**ABOUT THIS TASK**
Please output the records below in full, exactly as given, but without the images.
--- START ---
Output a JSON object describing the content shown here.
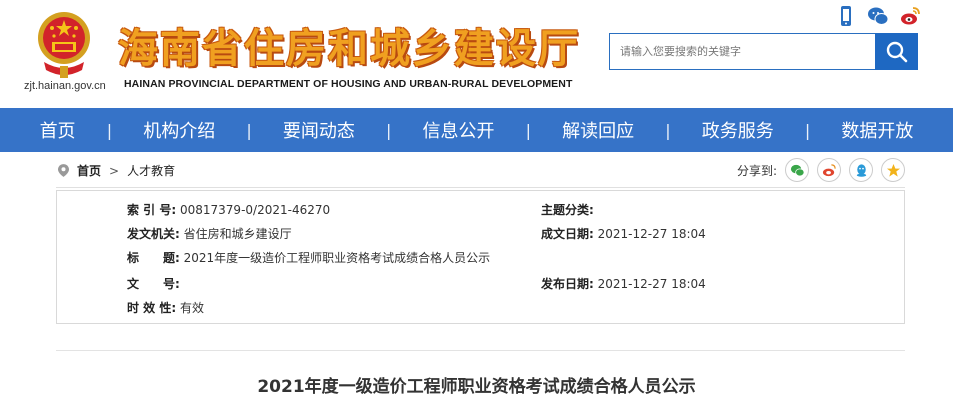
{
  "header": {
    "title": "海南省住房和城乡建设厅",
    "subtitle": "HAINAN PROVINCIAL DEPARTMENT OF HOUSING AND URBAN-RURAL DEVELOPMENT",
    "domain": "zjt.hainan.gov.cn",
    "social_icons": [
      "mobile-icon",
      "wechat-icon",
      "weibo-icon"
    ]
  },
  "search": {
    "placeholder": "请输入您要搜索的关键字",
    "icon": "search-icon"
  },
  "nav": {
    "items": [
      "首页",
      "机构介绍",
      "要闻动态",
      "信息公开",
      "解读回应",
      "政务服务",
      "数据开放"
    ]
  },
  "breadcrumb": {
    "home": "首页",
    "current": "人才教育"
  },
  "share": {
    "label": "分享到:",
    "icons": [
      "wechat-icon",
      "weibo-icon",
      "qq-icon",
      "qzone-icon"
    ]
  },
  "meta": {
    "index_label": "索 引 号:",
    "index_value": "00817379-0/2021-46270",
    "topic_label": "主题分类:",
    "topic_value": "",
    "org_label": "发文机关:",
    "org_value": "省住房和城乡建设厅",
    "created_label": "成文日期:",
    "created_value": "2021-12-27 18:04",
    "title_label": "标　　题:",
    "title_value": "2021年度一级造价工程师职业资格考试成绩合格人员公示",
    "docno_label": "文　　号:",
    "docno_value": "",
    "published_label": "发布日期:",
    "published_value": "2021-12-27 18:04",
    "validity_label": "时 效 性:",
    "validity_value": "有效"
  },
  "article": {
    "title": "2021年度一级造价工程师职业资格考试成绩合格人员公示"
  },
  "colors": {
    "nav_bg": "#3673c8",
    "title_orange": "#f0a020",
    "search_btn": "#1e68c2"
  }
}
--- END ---
**FINISHED EXERCISE**
Output a JSON object describing the content shown here.
{
  "header": {
    "title": "海南省住房和城乡建设厅",
    "subtitle": "HAINAN PROVINCIAL DEPARTMENT OF HOUSING AND URBAN-RURAL DEVELOPMENT",
    "domain": "zjt.hainan.gov.cn",
    "social_icons": [
      "mobile-icon",
      "wechat-icon",
      "weibo-icon"
    ]
  },
  "search": {
    "placeholder": "请输入您要搜索的关键字",
    "icon": "search-icon"
  },
  "nav": {
    "items": [
      "首页",
      "机构介绍",
      "要闻动态",
      "信息公开",
      "解读回应",
      "政务服务",
      "数据开放"
    ]
  },
  "breadcrumb": {
    "home": "首页",
    "current": "人才教育"
  },
  "share": {
    "label": "分享到:",
    "icons": [
      "wechat-icon",
      "weibo-icon",
      "qq-icon",
      "qzone-icon"
    ]
  },
  "meta": {
    "index_label": "索 引 号:",
    "index_value": "00817379-0/2021-46270",
    "topic_label": "主题分类:",
    "topic_value": "",
    "org_label": "发文机关:",
    "org_value": "省住房和城乡建设厅",
    "created_label": "成文日期:",
    "created_value": "2021-12-27 18:04",
    "title_label": "标　　题:",
    "title_value": "2021年度一级造价工程师职业资格考试成绩合格人员公示",
    "docno_label": "文　　号:",
    "docno_value": "",
    "published_label": "发布日期:",
    "published_value": "2021-12-27 18:04",
    "validity_label": "时 效 性:",
    "validity_value": "有效"
  },
  "article": {
    "title": "2021年度一级造价工程师职业资格考试成绩合格人员公示"
  },
  "colors": {
    "nav_bg": "#3673c8",
    "title_orange": "#f0a020",
    "search_btn": "#1e68c2"
  }
}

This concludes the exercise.